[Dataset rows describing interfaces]
····················

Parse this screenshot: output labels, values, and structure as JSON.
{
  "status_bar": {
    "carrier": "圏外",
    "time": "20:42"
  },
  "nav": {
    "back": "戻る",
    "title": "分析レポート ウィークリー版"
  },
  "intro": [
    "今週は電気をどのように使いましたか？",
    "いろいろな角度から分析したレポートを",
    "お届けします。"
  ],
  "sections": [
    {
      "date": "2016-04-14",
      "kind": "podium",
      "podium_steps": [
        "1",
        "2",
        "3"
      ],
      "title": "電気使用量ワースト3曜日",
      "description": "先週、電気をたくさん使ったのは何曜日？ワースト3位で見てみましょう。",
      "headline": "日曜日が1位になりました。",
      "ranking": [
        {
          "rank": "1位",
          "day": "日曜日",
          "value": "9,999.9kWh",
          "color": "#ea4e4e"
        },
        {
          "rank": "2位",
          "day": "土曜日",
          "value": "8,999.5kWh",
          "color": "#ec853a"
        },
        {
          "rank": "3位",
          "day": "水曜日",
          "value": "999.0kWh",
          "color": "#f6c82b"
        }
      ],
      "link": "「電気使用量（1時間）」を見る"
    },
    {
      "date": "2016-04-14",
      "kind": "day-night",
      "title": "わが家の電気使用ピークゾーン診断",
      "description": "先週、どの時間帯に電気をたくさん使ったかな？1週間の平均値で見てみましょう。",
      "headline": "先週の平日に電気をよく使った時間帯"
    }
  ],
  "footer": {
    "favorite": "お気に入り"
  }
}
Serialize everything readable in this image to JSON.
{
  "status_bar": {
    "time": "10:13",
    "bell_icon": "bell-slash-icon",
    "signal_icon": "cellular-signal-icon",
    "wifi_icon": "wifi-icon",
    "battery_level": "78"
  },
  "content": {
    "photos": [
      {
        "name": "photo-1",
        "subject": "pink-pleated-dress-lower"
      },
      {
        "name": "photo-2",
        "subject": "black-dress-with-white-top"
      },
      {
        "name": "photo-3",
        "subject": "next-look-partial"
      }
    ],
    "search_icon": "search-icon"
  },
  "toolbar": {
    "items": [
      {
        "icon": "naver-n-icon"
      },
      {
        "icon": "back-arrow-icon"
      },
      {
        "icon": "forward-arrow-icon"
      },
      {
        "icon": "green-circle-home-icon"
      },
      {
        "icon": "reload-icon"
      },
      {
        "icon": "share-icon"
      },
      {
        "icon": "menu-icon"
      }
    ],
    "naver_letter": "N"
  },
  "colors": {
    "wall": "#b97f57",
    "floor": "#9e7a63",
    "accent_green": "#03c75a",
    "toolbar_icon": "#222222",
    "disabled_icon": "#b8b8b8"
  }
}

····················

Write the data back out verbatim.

Parse this screenshot: output labels, values, and structure as JSON.
{
  "status_bar": {
    "carrier": "圏外",
    "time": "20:42"
  },
  "nav": {
    "back": "戻る",
    "title": "分析レポート ウィークリー版"
  },
  "intro": [
    "今週は電気をどのように使いましたか？",
    "いろいろな角度から分析したレポートを",
    "お届けします。"
  ],
  "sections": [
    {
      "date": "2016-04-14",
      "kind": "podium",
      "podium_steps": [
        "1",
        "2",
        "3"
      ],
      "title": "電気使用量ワースト3曜日",
      "description": "先週、電気をたくさん使ったのは何曜日？ワースト3位で見てみましょう。",
      "headline": "日曜日が1位になりました。",
      "ranking": [
        {
          "rank": "1位",
          "day": "日曜日",
          "value": "9,999.9kWh",
          "color": "#ea4e4e"
        },
        {
          "rank": "2位",
          "day": "土曜日",
          "value": "8,999.5kWh",
          "color": "#ec853a"
        },
        {
          "rank": "3位",
          "day": "水曜日",
          "value": "999.0kWh",
          "color": "#f6c82b"
        }
      ],
      "link": "「電気使用量（1時間）」を見る"
    },
    {
      "date": "2016-04-14",
      "kind": "day-night",
      "title": "わが家の電気使用ピークゾーン診断",
      "description": "先週、どの時間帯に電気をたくさん使ったかな？1週間の平均値で見てみましょう。",
      "headline": "先週の平日に電気をよく使った時間帯"
    }
  ],
  "footer": {
    "favorite": "お気に入り"
  }
}
Serialize everything readable in this image to JSON.
{
  "status_bar": {
    "time": "10:13",
    "bell_icon": "bell-slash-icon",
    "signal_icon": "cellular-signal-icon",
    "wifi_icon": "wifi-icon",
    "battery_level": "78"
  },
  "content": {
    "photos": [
      {
        "name": "photo-1",
        "subject": "pink-pleated-dress-lower"
      },
      {
        "name": "photo-2",
        "subject": "black-dress-with-white-top"
      },
      {
        "name": "photo-3",
        "subject": "next-look-partial"
      }
    ],
    "search_icon": "search-icon"
  },
  "toolbar": {
    "items": [
      {
        "icon": "naver-n-icon"
      },
      {
        "icon": "back-arrow-icon"
      },
      {
        "icon": "forward-arrow-icon"
      },
      {
        "icon": "green-circle-home-icon"
      },
      {
        "icon": "reload-icon"
      },
      {
        "icon": "share-icon"
      },
      {
        "icon": "menu-icon"
      }
    ],
    "naver_letter": "N"
  },
  "colors": {
    "wall": "#b97f57",
    "floor": "#9e7a63",
    "accent_green": "#03c75a",
    "toolbar_icon": "#222222",
    "disabled_icon": "#b8b8b8"
  }
}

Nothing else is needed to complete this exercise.